INFORMATION GIVEN:
★ ★ ★ ★ ★

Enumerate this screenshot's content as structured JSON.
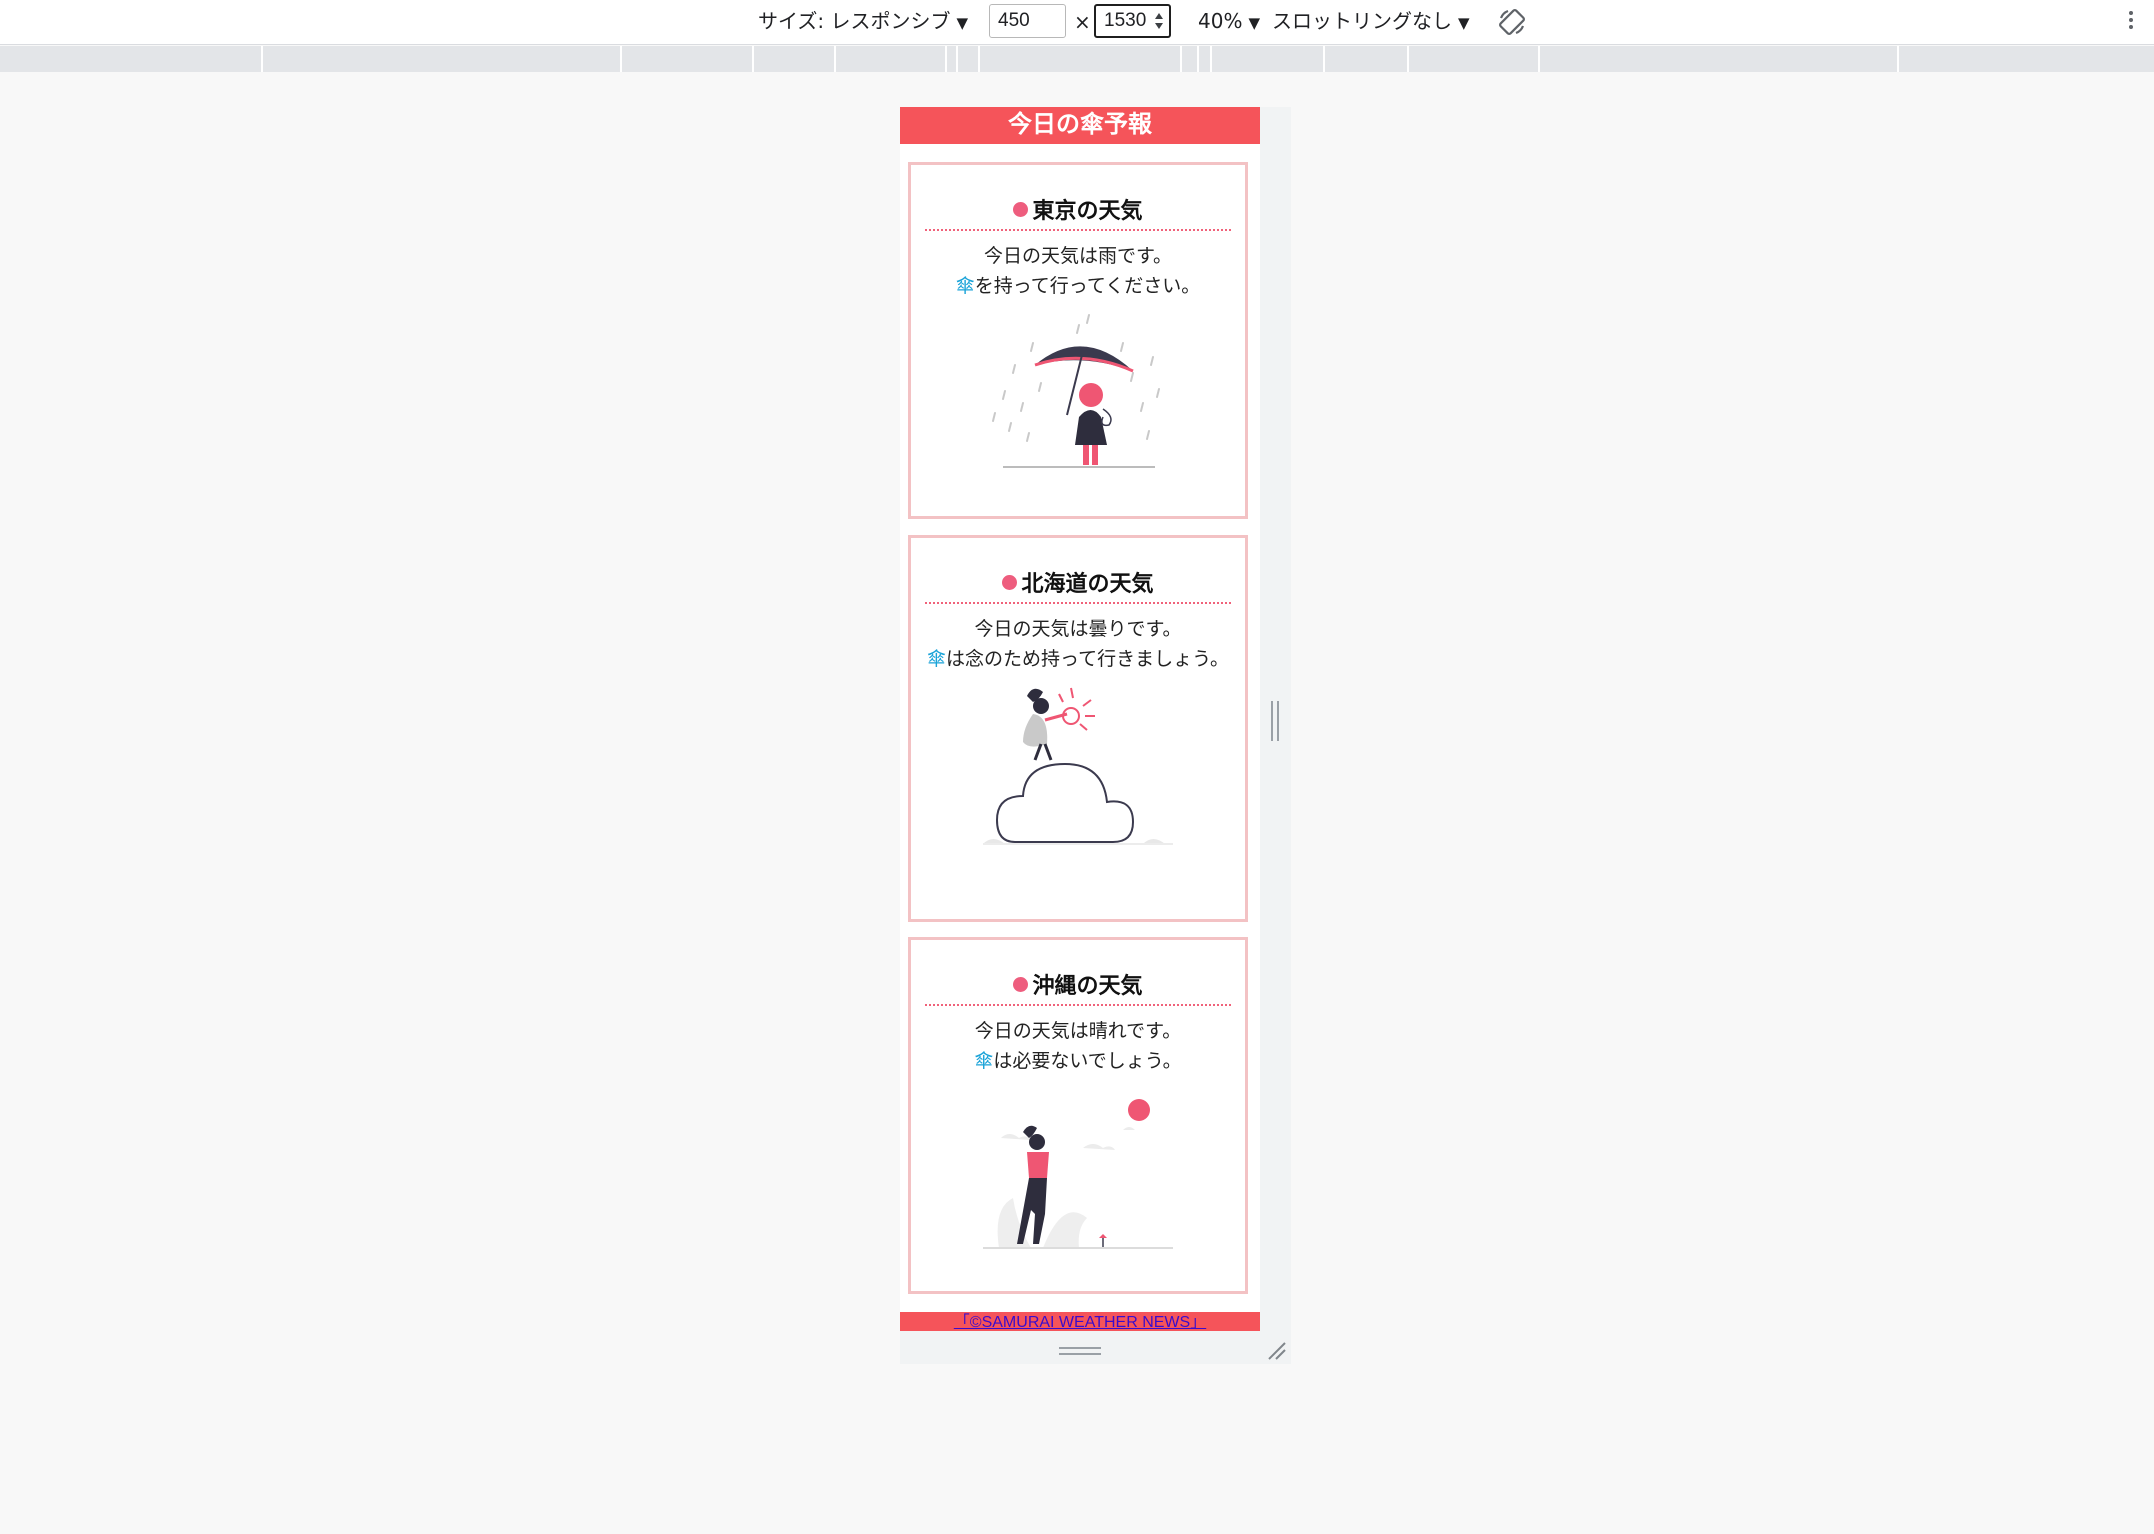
{
  "toolbar": {
    "size_label": "サイズ: レスポンシブ",
    "width_value": "450",
    "times": "×",
    "height_value": "1530",
    "zoom_label": "40%",
    "throttle_label": "スロットリングなし"
  },
  "page": {
    "header_title": "今日の傘予報",
    "cards": [
      {
        "title": "東京の天気",
        "line1": "今日の天気は雨です。",
        "umbrella": "傘",
        "line2": "を持って行ってください。"
      },
      {
        "title": "北海道の天気",
        "line1": "今日の天気は曇りです。",
        "umbrella": "傘",
        "line2": "は念のため持って行きましょう。"
      },
      {
        "title": "沖縄の天気",
        "line1": "今日の天気は晴れです。",
        "umbrella": "傘",
        "line2": "は必要ないでしょう。"
      }
    ],
    "footer_link": "「©SAMURAI WEATHER NEWS」"
  },
  "colors": {
    "accent": "#f5545a",
    "card_border": "#f3c2c4",
    "dot": "#ee5d7e",
    "umbrella_text": "#1aa3d8"
  },
  "icons": [
    "dropdown-caret-icon",
    "rotate-icon",
    "more-vert-icon",
    "spinner-icon",
    "resize-handle-icon"
  ]
}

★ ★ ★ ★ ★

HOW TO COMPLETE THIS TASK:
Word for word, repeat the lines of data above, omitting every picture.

FINAL ANSWER:
Enumerate this screenshot's content as structured JSON.
{
  "toolbar": {
    "size_label": "サイズ: レスポンシブ",
    "width_value": "450",
    "times": "×",
    "height_value": "1530",
    "zoom_label": "40%",
    "throttle_label": "スロットリングなし"
  },
  "page": {
    "header_title": "今日の傘予報",
    "cards": [
      {
        "title": "東京の天気",
        "line1": "今日の天気は雨です。",
        "umbrella": "傘",
        "line2": "を持って行ってください。"
      },
      {
        "title": "北海道の天気",
        "line1": "今日の天気は曇りです。",
        "umbrella": "傘",
        "line2": "は念のため持って行きましょう。"
      },
      {
        "title": "沖縄の天気",
        "line1": "今日の天気は晴れです。",
        "umbrella": "傘",
        "line2": "は必要ないでしょう。"
      }
    ],
    "footer_link": "「©SAMURAI WEATHER NEWS」"
  },
  "colors": {
    "accent": "#f5545a",
    "card_border": "#f3c2c4",
    "dot": "#ee5d7e",
    "umbrella_text": "#1aa3d8"
  },
  "icons": [
    "dropdown-caret-icon",
    "rotate-icon",
    "more-vert-icon",
    "spinner-icon",
    "resize-handle-icon"
  ]
}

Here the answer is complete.